The play sounds simple, maybe, from the above description. A two-hander. But the world was quite busy and full of lots of ‘Michele’s real-life research about business and agriculture’. And it sounds simple, maybe, that it’s about these two women becoming friends. I’m sure someone smarter than me has talked about dual protagonist stories, but that’s what this one was. So I had to stay on top of their individual stories, their B stories, their friendship, all the while trying to put in the right amount of business/agriculture stuff.
So the Queensland Premier’s Drama Award development came off the back of about three other lots of development, where I was spinning around and around in all these possibilities. It was great to get the focus via the Award to hone in on things and sharpen those things.
Specifically, I think the creative development allowed for three days of workshopping, some meetings with a dramaturg, and then the week of workshopping leading up to the showcasing of the finalists’ works.
Was there anything about the rehearsal/production process or working with a major theatre company that surprised you?

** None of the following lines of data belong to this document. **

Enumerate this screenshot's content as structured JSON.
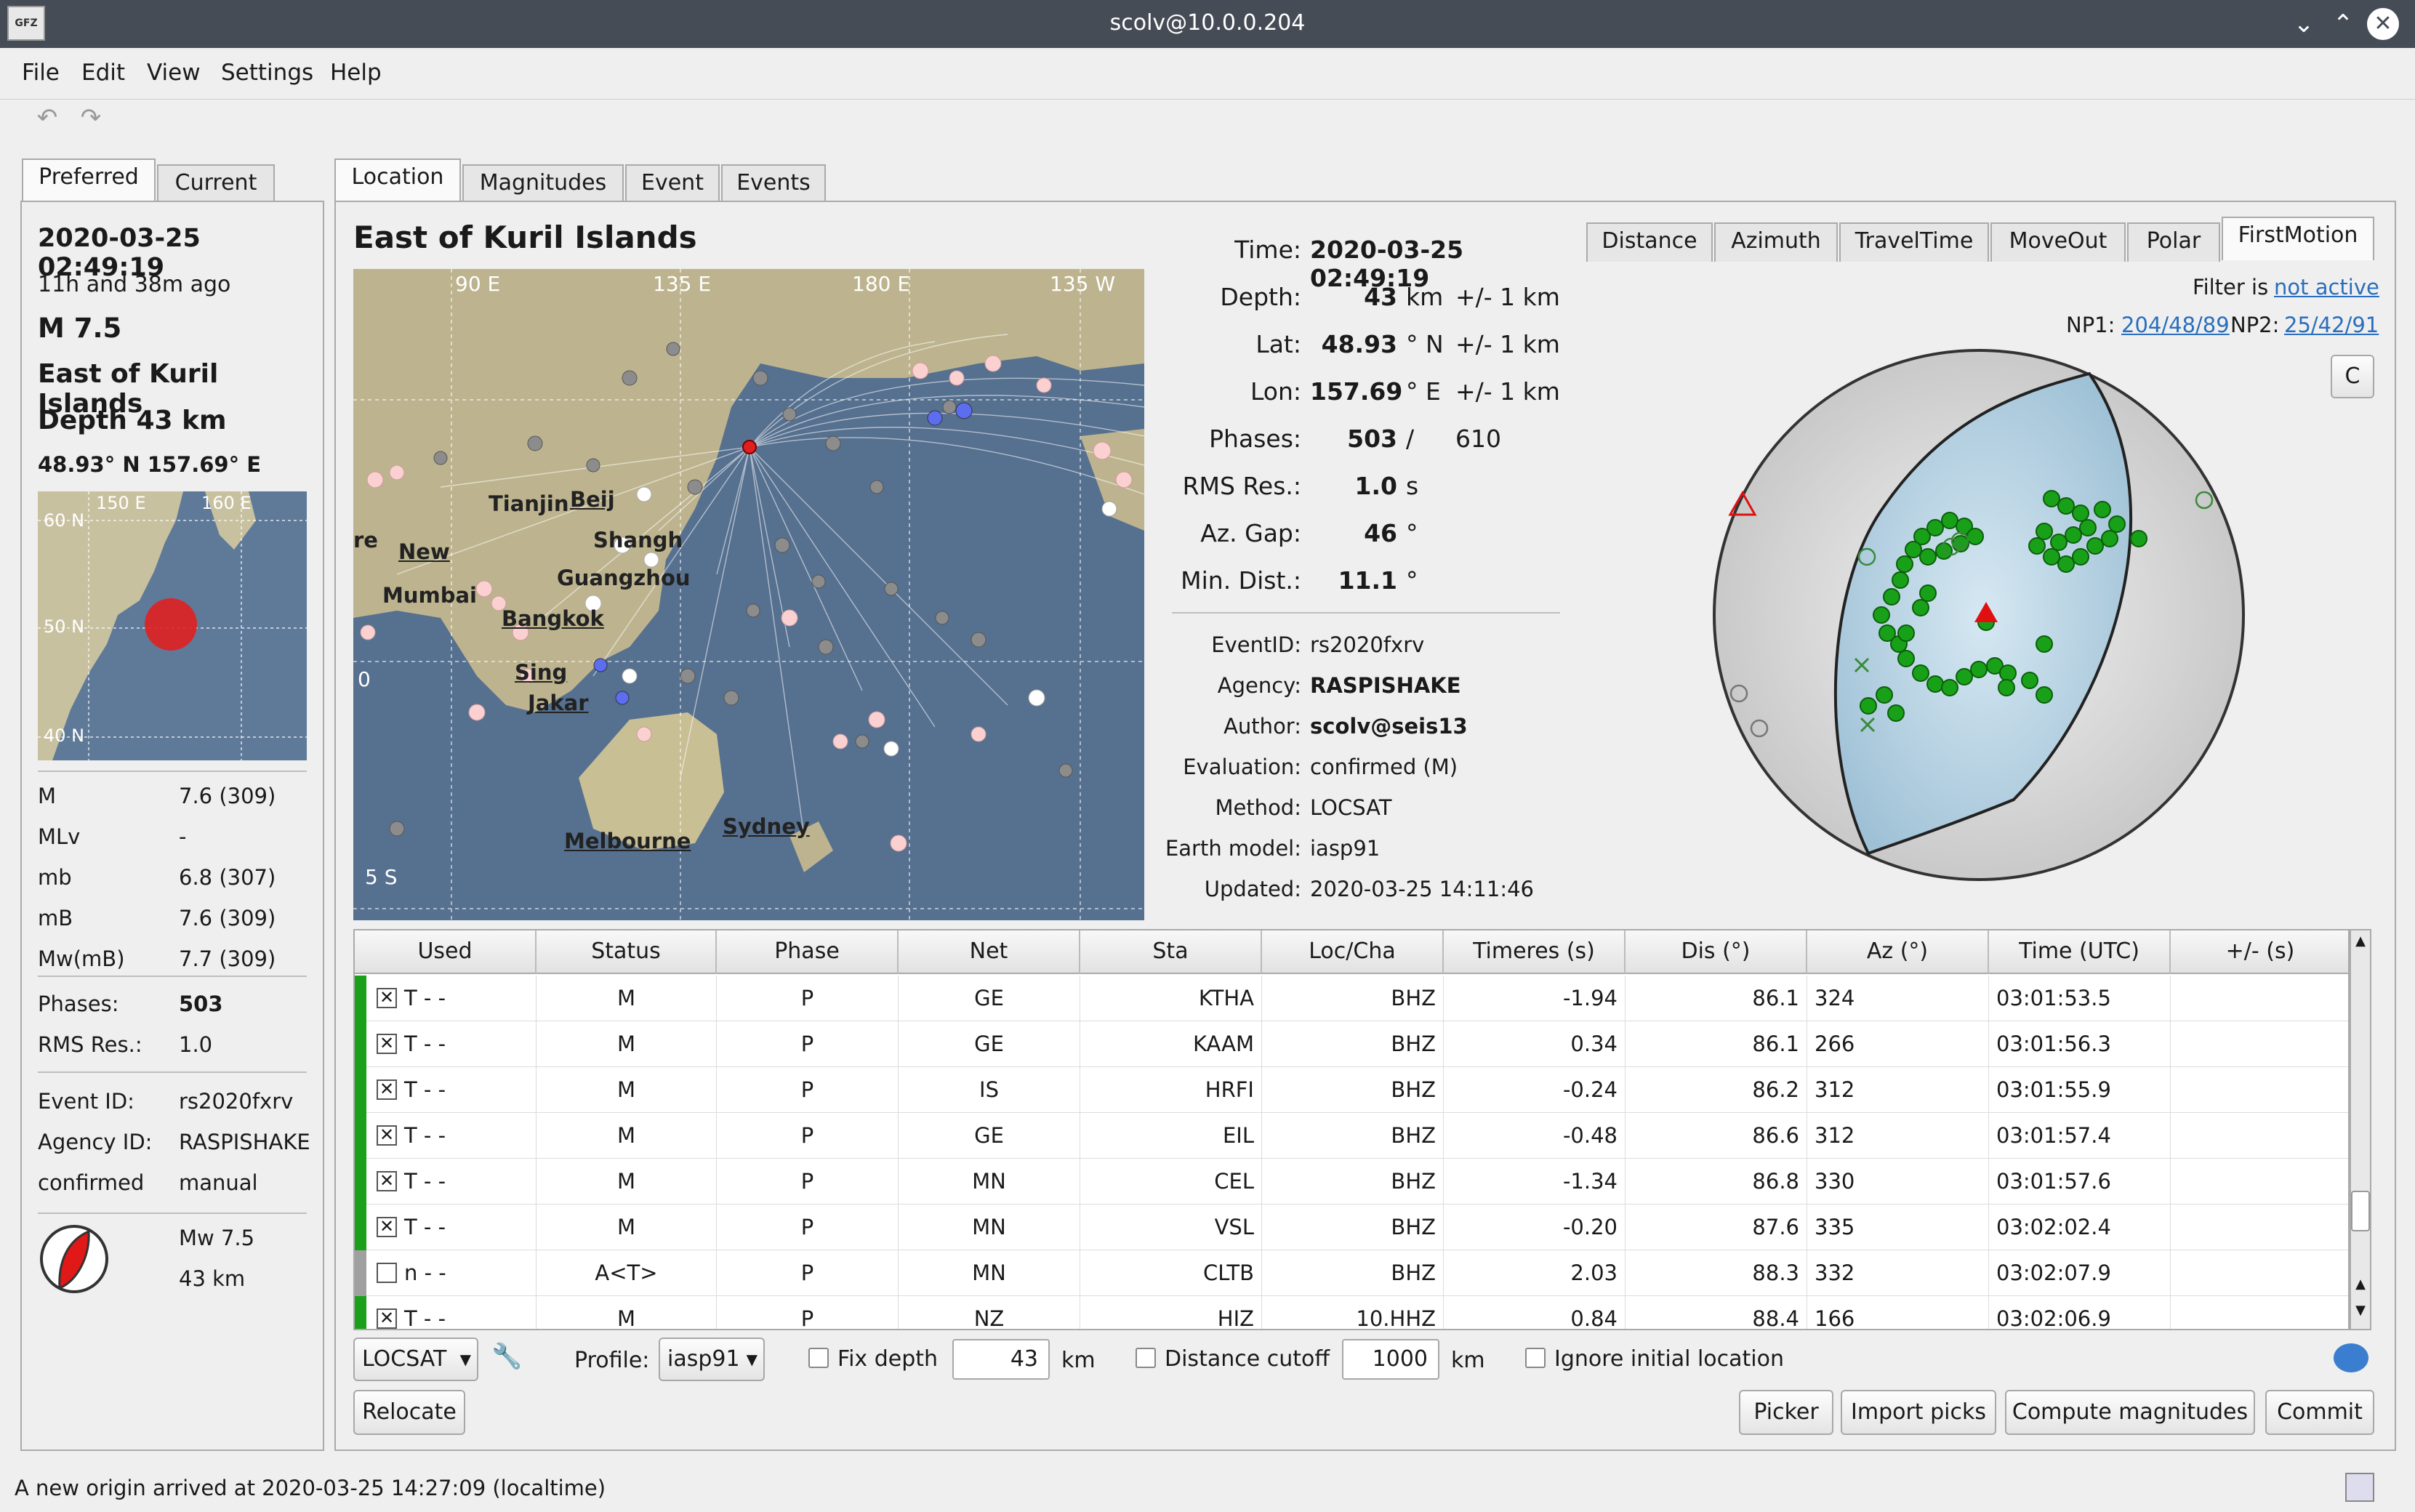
{
  "window": {
    "title": "scolv@10.0.0.204",
    "logo": "GFZ"
  },
  "menu": [
    "File",
    "Edit",
    "View",
    "Settings",
    "Help"
  ],
  "left_tabs": [
    "Preferred",
    "Current"
  ],
  "summary": {
    "datetime": "2020-03-25 02:49:19",
    "ago": "11h and 38m ago",
    "magnitude": "M  7.5",
    "region": "East of Kuril Islands",
    "depth": "Depth  43 km",
    "coords": "48.93° N   157.69° E",
    "minimap_labels": {
      "lon1": "150 E",
      "lon2": "160 E",
      "lat1": "60 N",
      "lat2": "50 N",
      "lat3": "40 N"
    },
    "mags": [
      {
        "k": "M",
        "v": "7.6 (309)"
      },
      {
        "k": "MLv",
        "v": "-"
      },
      {
        "k": "mb",
        "v": "6.8 (307)"
      },
      {
        "k": "mB",
        "v": "7.6 (309)"
      },
      {
        "k": "Mw(mB)",
        "v": "7.7 (309)"
      }
    ],
    "phases_label": "Phases:",
    "phases_value": "503",
    "rms_label": "RMS Res.:",
    "rms_value": "1.0",
    "event_id_label": "Event ID:",
    "event_id": "rs2020fxrv",
    "agency_label": "Agency ID:",
    "agency": "RASPISHAKE",
    "status_label": "confirmed",
    "status_value": "manual",
    "mech_mag": "Mw 7.5",
    "mech_depth": "43 km"
  },
  "main_tabs": [
    "Location",
    "Magnitudes",
    "Event",
    "Events"
  ],
  "location": {
    "region": "East of Kuril Islands",
    "map_labels": {
      "lon90": "90 E",
      "lon135": "135 E",
      "lon180": "180 E",
      "lon135w": "135 W",
      "lat5s": "5 S",
      "lat0": "0",
      "cities": [
        "Tianjin",
        "Beij",
        "New",
        "Shangh",
        "Guangzhou",
        "Mumbai",
        "Bangkok",
        "Sing",
        "Jakar",
        "Melbourne",
        "Sydney",
        "re"
      ]
    },
    "fields": [
      {
        "k": "Time:",
        "v": "2020-03-25 02:49:19",
        "u": "",
        "e": ""
      },
      {
        "k": "Depth:",
        "v": "43",
        "u": "km",
        "e": "+/- 1  km"
      },
      {
        "k": "Lat:",
        "v": "48.93",
        "u": "° N",
        "e": "+/- 1  km"
      },
      {
        "k": "Lon:",
        "v": "157.69",
        "u": "° E",
        "e": "+/- 1  km"
      },
      {
        "k": "Phases:",
        "v": "503",
        "u": "/",
        "e": "610"
      },
      {
        "k": "RMS Res.:",
        "v": "1.0",
        "u": "s",
        "e": ""
      },
      {
        "k": "Az. Gap:",
        "v": "46",
        "u": "°",
        "e": ""
      },
      {
        "k": "Min. Dist.:",
        "v": "11.1",
        "u": "°",
        "e": ""
      }
    ],
    "info": [
      {
        "k": "EventID:",
        "v": "rs2020fxrv",
        "b": false
      },
      {
        "k": "Agency:",
        "v": "RASPISHAKE",
        "b": true
      },
      {
        "k": "Author:",
        "v": "scolv@seis13",
        "b": true
      },
      {
        "k": "Evaluation:",
        "v": "confirmed (M)",
        "b": false
      },
      {
        "k": "Method:",
        "v": "LOCSAT",
        "b": false
      },
      {
        "k": "Earth model:",
        "v": "iasp91",
        "b": false
      },
      {
        "k": "Updated:",
        "v": "2020-03-25 14:11:46",
        "b": false
      }
    ]
  },
  "plot_tabs": [
    "Distance",
    "Azimuth",
    "TravelTime",
    "MoveOut",
    "Polar",
    "FirstMotion"
  ],
  "firstmotion": {
    "filter_label": "Filter is",
    "filter_value": "not active",
    "np1_label": "NP1:",
    "np1": "204/48/89",
    "np2_label": "NP2:",
    "np2": "25/42/91",
    "c_button": "C"
  },
  "table": {
    "headers": [
      "Used",
      "Status",
      "Phase",
      "Net",
      "Sta",
      "Loc/Cha",
      "Timeres (s)",
      "Dis (°)",
      "Az (°)",
      "Time (UTC)",
      "+/- (s)"
    ],
    "rows": [
      {
        "used": "T  -  -",
        "checked": true,
        "status": "M",
        "phase": "P",
        "net": "GE",
        "sta": "KTHA",
        "cha": "BHZ",
        "res": "-1.94",
        "dis": "86.1",
        "az": "324",
        "time": "03:01:53.5",
        "err": "",
        "color": "#1aa01a"
      },
      {
        "used": "T  -  -",
        "checked": true,
        "status": "M",
        "phase": "P",
        "net": "GE",
        "sta": "KAAM",
        "cha": "BHZ",
        "res": "0.34",
        "dis": "86.1",
        "az": "266",
        "time": "03:01:56.3",
        "err": "",
        "color": "#1aa01a"
      },
      {
        "used": "T  -  -",
        "checked": true,
        "status": "M",
        "phase": "P",
        "net": "IS",
        "sta": "HRFI",
        "cha": "BHZ",
        "res": "-0.24",
        "dis": "86.2",
        "az": "312",
        "time": "03:01:55.9",
        "err": "",
        "color": "#1aa01a"
      },
      {
        "used": "T  -  -",
        "checked": true,
        "status": "M",
        "phase": "P",
        "net": "GE",
        "sta": "EIL",
        "cha": "BHZ",
        "res": "-0.48",
        "dis": "86.6",
        "az": "312",
        "time": "03:01:57.4",
        "err": "",
        "color": "#1aa01a"
      },
      {
        "used": "T  -  -",
        "checked": true,
        "status": "M",
        "phase": "P",
        "net": "MN",
        "sta": "CEL",
        "cha": "BHZ",
        "res": "-1.34",
        "dis": "86.8",
        "az": "330",
        "time": "03:01:57.6",
        "err": "",
        "color": "#1aa01a"
      },
      {
        "used": "T  -  -",
        "checked": true,
        "status": "M",
        "phase": "P",
        "net": "MN",
        "sta": "VSL",
        "cha": "BHZ",
        "res": "-0.20",
        "dis": "87.6",
        "az": "335",
        "time": "03:02:02.4",
        "err": "",
        "color": "#1aa01a"
      },
      {
        "used": "n  -  -",
        "checked": false,
        "status": "A<T>",
        "phase": "P",
        "net": "MN",
        "sta": "CLTB",
        "cha": "BHZ",
        "res": "2.03",
        "dis": "88.3",
        "az": "332",
        "time": "03:02:07.9",
        "err": "",
        "color": "#a0a0a0"
      },
      {
        "used": "T  -  -",
        "checked": true,
        "status": "M",
        "phase": "P",
        "net": "NZ",
        "sta": "HIZ",
        "cha": "10.HHZ",
        "res": "0.84",
        "dis": "88.4",
        "az": "166",
        "time": "03:02:06.9",
        "err": "",
        "color": "#1aa01a"
      }
    ]
  },
  "controls": {
    "method": "LOCSAT",
    "profile_label": "Profile:",
    "profile": "iasp91",
    "fix_depth": "Fix depth",
    "depth_value": "43",
    "km": "km",
    "distance_cutoff": "Distance cutoff",
    "cutoff_value": "1000",
    "ignore_initial": "Ignore initial location",
    "relocate": "Relocate",
    "picker": "Picker",
    "import_picks": "Import picks",
    "compute_mags": "Compute magnitudes",
    "commit": "Commit"
  },
  "statusbar": "A new origin arrived at 2020-03-25 14:27:09 (localtime)"
}
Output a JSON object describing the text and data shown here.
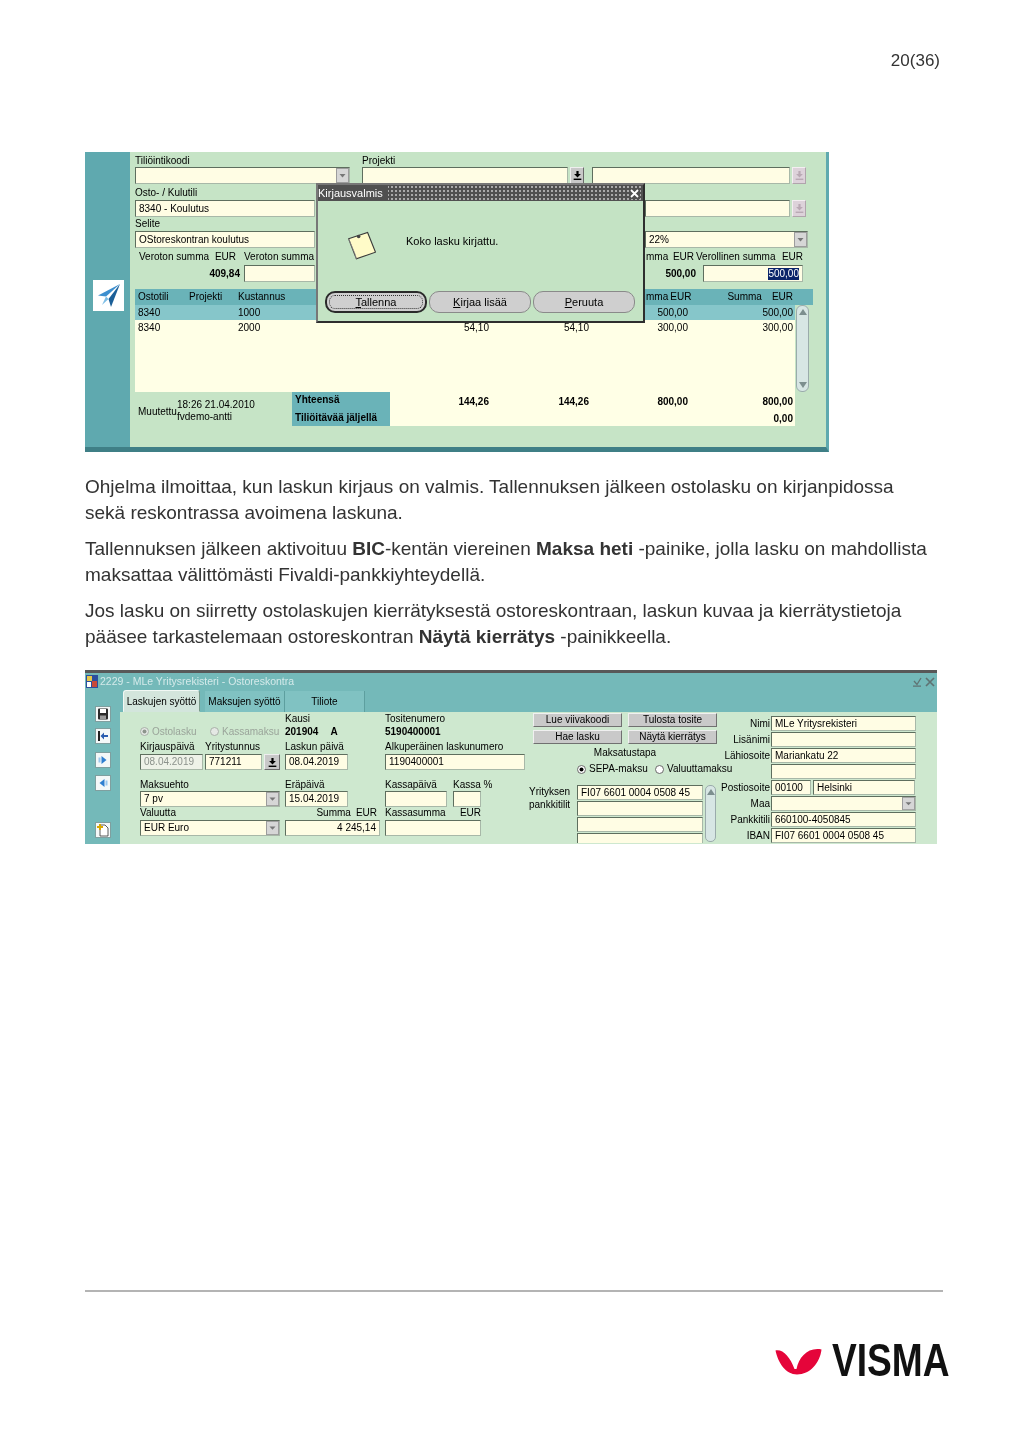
{
  "page_number": "20(36)",
  "posting_window": {
    "account_code": {
      "label": "Tiliöintikoodi"
    },
    "project": {
      "label": "Projekti",
      "lookup": {
        "disabled": false
      }
    },
    "project_name": {
      "lookup": {
        "disabled": true
      }
    },
    "account": {
      "label": "Osto- / Kulutili",
      "value": "8340 - Koulutus"
    },
    "account_name": {
      "lookup": {
        "disabled": true
      }
    },
    "description": {
      "label": "Selite",
      "value": "OStoreskontran koulutus"
    },
    "vat_rate": {
      "value": "22%"
    },
    "net_total": {
      "label": "Veroton summa",
      "currency": "EUR",
      "value": "409,84"
    },
    "net_amount": {
      "label": "Veroton summa"
    },
    "gross_total": {
      "label": "mma",
      "currency": "EUR",
      "value": "500,00"
    },
    "gross_amount": {
      "label": "Verollinen summa",
      "currency": "EUR",
      "value": "500,00",
      "selected": true
    },
    "lines": {
      "columns": [
        "Ostotili",
        "Projekti",
        "Kustannus"
      ],
      "amount_columns": [
        {
          "label": "mma",
          "currency": "EUR"
        },
        {
          "label": "Summa",
          "currency": "EUR"
        }
      ],
      "rows": [
        {
          "selected": true,
          "ostotili": "8340",
          "kustannus": "1000",
          "column_6": "500,00",
          "summa": "500,00"
        },
        {
          "selected": false,
          "ostotili": "8340",
          "kustannus": "2000",
          "column_4": "54,10",
          "column_5": "54,10",
          "column_6": "300,00",
          "summa": "300,00"
        }
      ]
    },
    "changed": {
      "label": "Muutettu",
      "time": "18:26 21.04.2010",
      "user": "fvdemo-antti"
    },
    "totals": [
      {
        "label": "Yhteensä",
        "values": [
          "144,26",
          "144,26",
          "800,00",
          "800,00"
        ]
      },
      {
        "label": "Tiliöitävää jäljellä",
        "values": [
          "0,00"
        ]
      }
    ],
    "dialog": {
      "title": "Kirjausvalmis",
      "message": "Koko lasku kirjattu.",
      "buttons": [
        {
          "label": "Tallenna",
          "focused": true
        },
        {
          "label": "Kirjaa lisää",
          "focused": false
        },
        {
          "label": "Peruuta",
          "focused": false
        }
      ]
    }
  },
  "paragraphs": [
    "Ohjelma ilmoittaa, kun laskun kirjaus on valmis. Tallennuksen jälkeen ostolasku on kirjanpidossa sekä reskontrassa avoimena laskuna.",
    "Tallennuksen jälkeen aktivoituu **BIC**-kentän viereinen **Maksa heti** -painike, jolla lasku on mahdollista maksattaa välittömästi Fivaldi-pankkiyhteydellä.",
    "Jos lasku on siirretty ostolaskujen kierrätyksestä ostoreskontraan, laskun kuvaa ja kierrätystietoja pääsee tarkastelemaan ostoreskontran **Näytä kierrätys** -painikkeella."
  ],
  "ledger_window": {
    "title": "2229 - MLe Yritysrekisteri - Ostoreskontra",
    "tabs": [
      {
        "label": "Laskujen syöttö",
        "selected": true
      },
      {
        "label": "Maksujen syöttö",
        "selected": false
      },
      {
        "label": "Tiliote",
        "selected": false
      }
    ],
    "invoice_type": [
      {
        "label": "Ostolasku",
        "selected": true,
        "disabled": true
      },
      {
        "label": "Kassamaksu",
        "selected": false,
        "disabled": true
      }
    ],
    "period": {
      "label": "Kausi",
      "value": "201904",
      "suffix": "A"
    },
    "voucher_number": {
      "label": "Tositenumero",
      "value": "5190400001"
    },
    "entry_date": {
      "label": "Kirjauspäivä",
      "value": "08.04.2019",
      "disabled": true
    },
    "business_id": {
      "label": "Yritystunnus",
      "value": "771211"
    },
    "invoice_date": {
      "label": "Laskun päivä",
      "value": "08.04.2019"
    },
    "original_invoice_number": {
      "label": "Alkuperäinen laskunumero",
      "value": "1190400001"
    },
    "payment_terms": {
      "label": "Maksuehto",
      "value": "7 pv"
    },
    "due_date": {
      "label": "Eräpäivä",
      "value": "15.04.2019"
    },
    "discount_date": {
      "label": "Kassapäivä"
    },
    "discount_percent": {
      "label": "Kassa %"
    },
    "currency": {
      "label": "Valuutta",
      "value": "EUR Euro"
    },
    "amount": {
      "label": "Summa",
      "currency": "EUR",
      "value": "4 245,14"
    },
    "discount_amount": {
      "label": "Kassasumma",
      "currency": "EUR"
    },
    "action_buttons": [
      "Lue viivakoodi",
      "Tulosta tosite",
      "Hae lasku",
      "Näytä kierrätys"
    ],
    "payment_method": {
      "label": "Maksatustapa",
      "options": [
        {
          "label": "SEPA-maksu",
          "selected": true
        },
        {
          "label": "Valuuttamaksu",
          "selected": false
        }
      ]
    },
    "bank_accounts": {
      "label": "Yrityksen pankkitilit",
      "values": [
        "FI07 6601 0004 0508 45"
      ]
    },
    "supplier_fields": [
      {
        "kind": "text",
        "label": "Nimi",
        "value": "MLe Yritysrekisteri"
      },
      {
        "kind": "text",
        "label": "Lisänimi"
      },
      {
        "kind": "text",
        "label": "Lähiosoite",
        "value": "Mariankatu 22"
      },
      {
        "kind": "text"
      },
      {
        "kind": "postal",
        "label": "Postiosoite",
        "values": [
          "00100",
          "Helsinki"
        ]
      },
      {
        "kind": "dropdown",
        "label": "Maa"
      },
      {
        "kind": "text",
        "label": "Pankkitili",
        "value": "660100-4050845"
      },
      {
        "kind": "text",
        "label": "IBAN",
        "value": "FI07 6601 0004 0508 45"
      }
    ]
  },
  "logo": {
    "wordmark": "VISMA"
  }
}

I had my son, Yeng, six weeks before rehearsals. For some reason, which I put down to willful ignorance, I thought I could come up for week one of rehearsals and on my own. And maybe do rewriting if needed. HA. My mum-in-law came with me, which turned out to be essential for my mental health. However, I couldn’t really focus in the room as much as I wanted to as I had to drop my day-time naps (mine, not the baby’s) to do rehearsals and then was out like a light at 6.00pm. There was also then no time to re-write. This is not so much a surprise that arose out of the process, it just coincided with the process! But perhaps the takeaway is that, yes, it is possible to merge your personal life/family life/carer responsibilities with your creative practice. But be kind to yourself with your own expectations, and that generally I think most theatre companies are kind to you too.
What advice would you give yourself if you were to start your Queensland Premier’s Drama Award experience over again?
I had such a positive experience. So I would probably just say keep trusting your gut, listen to advice, take what you need, discard what you don’t. And be kind to yourself; writing a play is hard work — you are often just making stuff up from scratch, and to mould that fictional stuff so that it feels true is hard — so it’s not a sign of you being a bad writer by having a million re-drafts.
Entries for the Queensland Premier’s Drama Award 2022–23 close on 3 September 2021.